Radiohead, Radiohead, Radiohead. Where to begin? Formed in 1985 in Oxfordshire, the band have been a cultural mainstay since their 1992 grunge anthem, ‘Creep’. With a career spanning nine Grammy-winning albums, three headlining Glastonbury performances, and no less than six ground-breaking commercial, cinematic and technological innovations in the music industry, they’re easily one of the most notorious acts of the last two decades.
It is the seemingly boundless evolution of their musical aesthetic, however, which is why I love them so much. From blitzkrieg style alt-rock to tetchy electronica, diaphanous jazz, folk and grandiose orchestral pieces – their style has influenced everyone from Beyoncé, the xx and Frank Ocean to Muse, Coldplay and Everything Everything, easily making them the most transcendent band of a generation through sheer diversity alone.

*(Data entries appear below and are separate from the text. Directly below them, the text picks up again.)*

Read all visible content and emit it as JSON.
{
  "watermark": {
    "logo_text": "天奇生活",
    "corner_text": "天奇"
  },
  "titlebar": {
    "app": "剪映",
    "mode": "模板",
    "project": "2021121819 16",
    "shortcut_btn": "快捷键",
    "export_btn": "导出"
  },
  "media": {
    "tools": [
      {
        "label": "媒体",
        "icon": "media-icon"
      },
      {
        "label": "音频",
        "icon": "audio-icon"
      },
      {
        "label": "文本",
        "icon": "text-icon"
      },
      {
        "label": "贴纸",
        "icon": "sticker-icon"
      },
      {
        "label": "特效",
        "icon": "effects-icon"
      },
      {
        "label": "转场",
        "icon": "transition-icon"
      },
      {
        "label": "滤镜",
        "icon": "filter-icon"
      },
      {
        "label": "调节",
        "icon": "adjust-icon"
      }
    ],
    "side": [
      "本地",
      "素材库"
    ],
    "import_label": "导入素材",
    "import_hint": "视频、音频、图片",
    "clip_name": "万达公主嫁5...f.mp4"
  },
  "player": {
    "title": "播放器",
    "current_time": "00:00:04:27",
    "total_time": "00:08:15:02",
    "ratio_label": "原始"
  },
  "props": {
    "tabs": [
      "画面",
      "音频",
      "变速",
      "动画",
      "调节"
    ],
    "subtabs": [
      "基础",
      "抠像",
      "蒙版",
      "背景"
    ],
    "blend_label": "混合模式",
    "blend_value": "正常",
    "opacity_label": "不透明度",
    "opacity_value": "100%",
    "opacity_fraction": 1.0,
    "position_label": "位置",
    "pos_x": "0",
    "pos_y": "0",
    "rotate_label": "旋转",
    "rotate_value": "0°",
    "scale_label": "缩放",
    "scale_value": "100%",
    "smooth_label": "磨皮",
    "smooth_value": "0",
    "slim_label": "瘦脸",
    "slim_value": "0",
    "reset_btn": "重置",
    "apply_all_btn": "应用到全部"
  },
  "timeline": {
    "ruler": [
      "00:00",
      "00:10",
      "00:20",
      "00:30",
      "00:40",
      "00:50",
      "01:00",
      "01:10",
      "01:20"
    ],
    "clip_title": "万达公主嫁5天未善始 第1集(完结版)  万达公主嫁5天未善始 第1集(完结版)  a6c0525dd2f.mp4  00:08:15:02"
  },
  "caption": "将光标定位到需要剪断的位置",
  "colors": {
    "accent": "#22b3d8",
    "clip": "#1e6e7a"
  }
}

Consider, for example, their bruising sophomore album, The Bends (1995). The krautrock-inspired album is packed with both fist-pumping rock anthems like ‘Just’ and the titular ‘The Bends’, as well as some of their more meditative, lullaby-style ballads. Anyone who’s seen Clueless, for example, can probably testify that Yorke’s infamous Elton John-inspired ‘Fake Plastic Trees’ lyrics, with the lethargic references to ‘cracked polystyrene men’ and his lost love forcing him to ‘float through the ceiling’, still strike a powerful note. Meanwhile, the album’s closer, the arpeggiated ‘Street Spirit (Fade Out)’, remains one of the most haunting and desperately sad songs of a generation, encapsulating a theme of perpetual nightmare and sorrow which has permeated their work since.
The band’s third album, OK Computer, saw their reputation as one of the all-time greats fully cemented. Tackling themes like alienation, consumerism and paranoia, OK Computer’s gleefully Kafkaesque and distinctly avant-garde feel helped distinguish it from the Britpop spirit of the day; with tracks like ‘Paranoid Android’, ‘Karma Police’ and ‘No Surprises’ overflowing with dense, beautiful instrumentation and an unnerving prescience towards some of the more isolating pressures of post-millennial life.
juggling esoteric, intimate melodies with anti-establishment anthems is what makes their discography so great
If Ok Computer represented a peak in the alt-rock genre, the band’s formative 2000 album Kid A (as well as its sister album Amnesiac) did not seek to build upon these foundations. Rather, the record strips back, disassembles and resurrects them entirely in a fusion of Ondes Martenot, rollicking electronica and grandiose brass and string sections. Influenced heavily by the Warp artists Yorke was listening to whilst studying at the University of Exeter (oi oi), this sound would later come to be a recurring mainstay in the band’s discography. The untrammelled frenzy of ‘Idioteque’, for instance, can be seen in Hail to the Thief’s carnivalesque ‘A Wolf at the Door’ and In Rainbow’s ‘Bodysnatchers’, whilst the Disney-inspired malaise of ‘Motion Picture Soundtrack’ most recently made a stylistic return in the band’s 2016 record A Moon Shaped Pool with tracks like ‘Daydreaming’, ‘The Numbers’ and ‘Glass Eyes’. Even still, the alluring syncrisis of ‘Pyramid Song’, a single from Amnesiac that touches upon themes of cyclical time and resurrection to an intoxicating, waltzy 7/8 beat, remains, in my opinion, their best work.
Radiohead’s knack for juggling both esoteric, intimate melodies with antisocial and anti-establishment anthems is exactly what makes their discography so great. When Thom Yorke first embarked upon the project in the 1990s, envisaging a future dominated by technology and total societal alienation, he could never have predicted that Radiohead would be recording songs about the catharsis of an omnibenevolent, comforting force (‘Reckoner’) or falling in love with an intimate friend (‘House of Cards’). And yet, despite such radical shifts in tone and composition, the crux of the band remains unchanged. A consistent and temperamental drive to innovate, emulate and meditate on contemporary society has been a mainstay throughout. We can only hope with that, in the age of Brexit and Trump, they can still keep it all going.bookmark me